Every year there is some sort of fad pulling itself into the mainstream just to die out as fast as it became popular. In recent history planking and Pokémon Go come to mind with 2017 bringing us the fidget spinner craze.

The fidget spinner was originally invented in the early 1990’s and they weren’t seen as a toy, but today they are by many kids and adults.

Jerrell Cassady, a professor of educational psychology at Ball State who studies test anxiety among students, said that fidget spinners fall into a category of devices called crutches.

The fidget spinner was originally invented in the early 1990’s and they weren’t seen as a toy, but today they are by many kids and adults.

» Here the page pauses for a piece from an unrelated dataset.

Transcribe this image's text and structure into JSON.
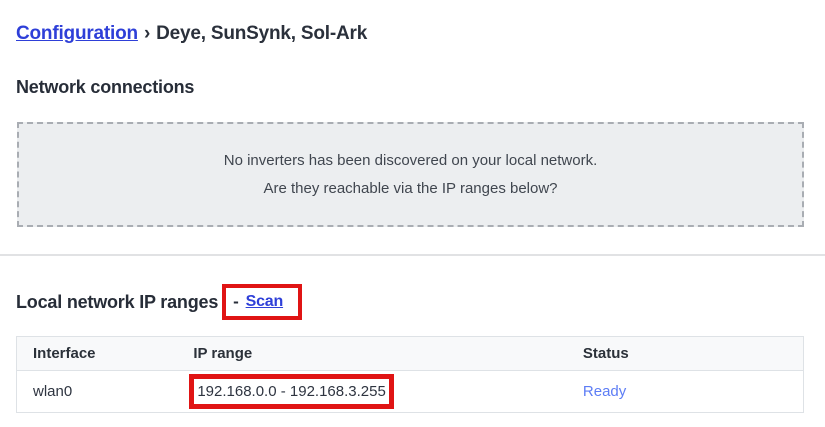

"Fidget spinners were created primarily for helping students with Autism. It’s an occupational therapy technique, but ADHD was another area [where fidget spinners were used],” he said. 

Cassady said the main idea around the devices was to give kids who suffered from Autism, ADHD and other diagnoses a way to improve their concentration and let out excess energy.

“Those spinners and those fidget cubes and all of those things have a long history in special education disciplines as a simple easy intervention to help kids," he said.

As far as relieving anxiety, Cassady said he wasn’t familiar with any specific work that links devices like the fidget spinner to a reduction in anxiety levels, but it isn’t surprising to him that some students see it as an effective strategy.

“If you can release the energy through some sort of outlet then it works,” he said. “If you believe the fidget spinner is helping you, it is helping you. We call it superstitious behaviors, they work."

Jonas James, a sophomore majoring in rhetoric and writing, has anxiety and having something to fidget with helps him.

“I use spinners, putty, cubes, and other items," James said. "For me they are necessary to get through classes. I don't like the trend because it means that the people who need them are overshadowed by those who don’t.”

James isn’t alone when it comes to this either.

Codey Fauber, a junior social work major, has ADHD and the fidget spinners help him “get rid of some of my energy in a mostly inaudible fashion.”

“Unfortunately many parents and other individuals treat them as toys for their kids or themselves and it has created a trend in banning these useful objects from the classroom,” he said.

Cassady has noticed how schools throughout the country have been leaning towards zero tolerance policies on fidget spinners and feels like it’s an unfortunate step for a useful tool for kids who need them.

Kayla Irvine, a senior social studies education major, has been substituting for various different age groups since her summer break has started.

“These fidget spinners are nice to help focus [and] not fidget, but all the other students see them as a toy," Irvine said. "I did not work one day without having an issue with fidget spinners,” she said.

At one point a student of hers who actually needed the fidget spinner had to put it away because it was distracting other students during a test.

“Most of the time as long as it wasn't a distraction or being used as a toy, it was okay [for her students to use],” Irvine said.

Cassady, the professor of educational psychology, said that the devices are generally good for kids who need them, but problems can come up when an individual becomes too reliant on it.

“I think they're likely to have a small impact for some folks and a moderate impact for others. They aren't a cure all in anyway, but generally they don't hurt," He said.

As for the newfound popularity of the spinners the professor believes that the soothing nature of them along with the cheap price have helped the device become popular.  

He also feels like there is a bit of a status symbol to the devices too with all the colors and variations the devices can come in.

Overall, Cassady believes fidget spinners are no different than other homemade remedies that people have like spinning pins on a table.

"[They] just found a way to market it and sell it," He said.